Overall, the drivers produced two amazing races filled with drama and excitement as always, showing exactly where overtakes can be done and why they deserve to be with their teams; it’s easy to see how GP2 is the feeder series to Formula 1 with the brilliant and enthralling races that we have seen this season. Hopefully the races at Spa-Francorchamps will be equally, if not, more exciting than the ones that we’ve seen at the Hungaroring!
Leny Polastri (@leny_458): Everyone following junior series knows that the way from GP2 to Formula One isn’t (or at least shouldn’t be) very long.
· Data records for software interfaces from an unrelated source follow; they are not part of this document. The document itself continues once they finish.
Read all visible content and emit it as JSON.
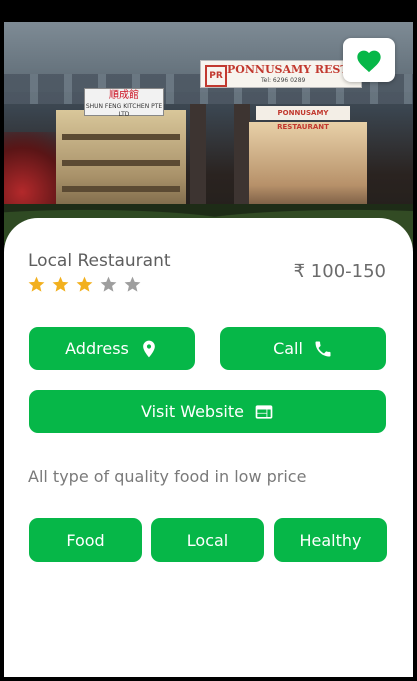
{
  "hero": {
    "sign_left_main": "順成館",
    "sign_left_sub": "SHUN FENG KITCHEN PTE LTD",
    "sign_right_logo": "PR",
    "sign_right_name": "PONNUSAMY RESTAU",
    "sign_right_tel": "Tel: 6296 0289",
    "sign_mid": "PONNUSAMY RESTAURANT"
  },
  "restaurant": {
    "name": "Local Restaurant",
    "price_range": "₹ 100-150",
    "rating": 3,
    "rating_max": 5,
    "description": "All type of quality food in low price"
  },
  "actions": {
    "address_label": "Address",
    "call_label": "Call",
    "website_label": "Visit Website"
  },
  "tags": [
    "Food",
    "Local",
    "Healthy"
  ],
  "colors": {
    "accent": "#06b748",
    "star_filled": "#f2b01e",
    "star_empty": "#9e9e9e"
  },
  "icons": {
    "favorite": "heart-icon",
    "address": "location-pin-icon",
    "call": "phone-icon",
    "website": "web-window-icon",
    "rating": "star-icon"
  }
}
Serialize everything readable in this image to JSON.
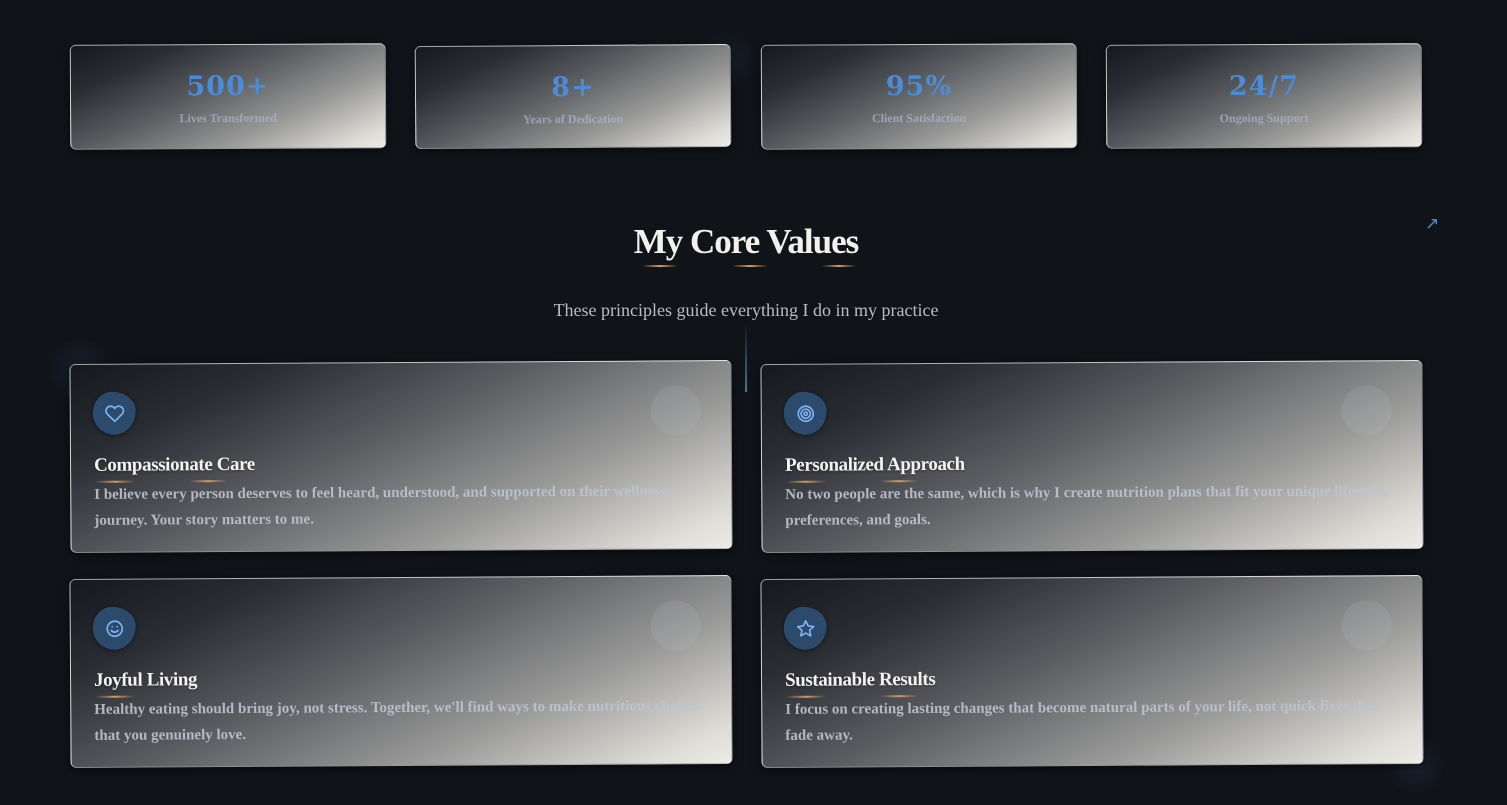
{
  "stats": [
    {
      "value": "500+",
      "label": "Lives Transformed"
    },
    {
      "value": "8+",
      "label": "Years of Dedication"
    },
    {
      "value": "95%",
      "label": "Client Satisfaction"
    },
    {
      "value": "24/7",
      "label": "Ongoing Support"
    }
  ],
  "core_values": {
    "heading": "My Core Values",
    "subheading": "These principles guide everything I do in my practice",
    "corner_icon": "↗",
    "cards": [
      {
        "icon": "heart-icon",
        "title": "Compassionate Care",
        "description": "I believe every person deserves to feel heard, understood, and supported on their wellness journey. Your story matters to me."
      },
      {
        "icon": "target-icon",
        "title": "Personalized Approach",
        "description": "No two people are the same, which is why I create nutrition plans that fit your unique lifestyle, preferences, and goals."
      },
      {
        "icon": "smile-icon",
        "title": "Joyful Living",
        "description": "Healthy eating should bring joy, not stress. Together, we'll find ways to make nutritious choices that you genuinely love."
      },
      {
        "icon": "star-icon",
        "title": "Sustainable Results",
        "description": "I focus on creating lasting changes that become natural parts of your life, not quick fixes that fade away."
      }
    ]
  },
  "colors": {
    "background": "#101318",
    "accent_blue": "#4d8bd6",
    "accent_gold": "#d69b5f"
  }
}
But especially this weekend proved once again how close these two series actually are: By comparing the times of the Qualifying sessions the top three GP2 drivers would have been able to start on the Formula One grid ahead of P20. I have to mention at this point that this result is a bit distorted since Hamilton and Maldonado – the GP2 champions of 2006 and 2010 by the way – were not able to set a time in their Qualifying due to technical problems on their cars.
And well, the Hungaroring is a track “on which you can’t overtake”. Now say that again having watched this weekend’s races with drivers like Izawa crossing the finish line being fourth having started last. Actually Formula One drivers confessed more than one time they watch GP2 races and try to emulate some of the amazing moves the junior drivers show in their races – If this doesn’t show the high quality of GP2, then I don’t know what else to say.
If you want to get involved with this type of feature next time, drop me a tweet or email me at firstname.lastname@example.org.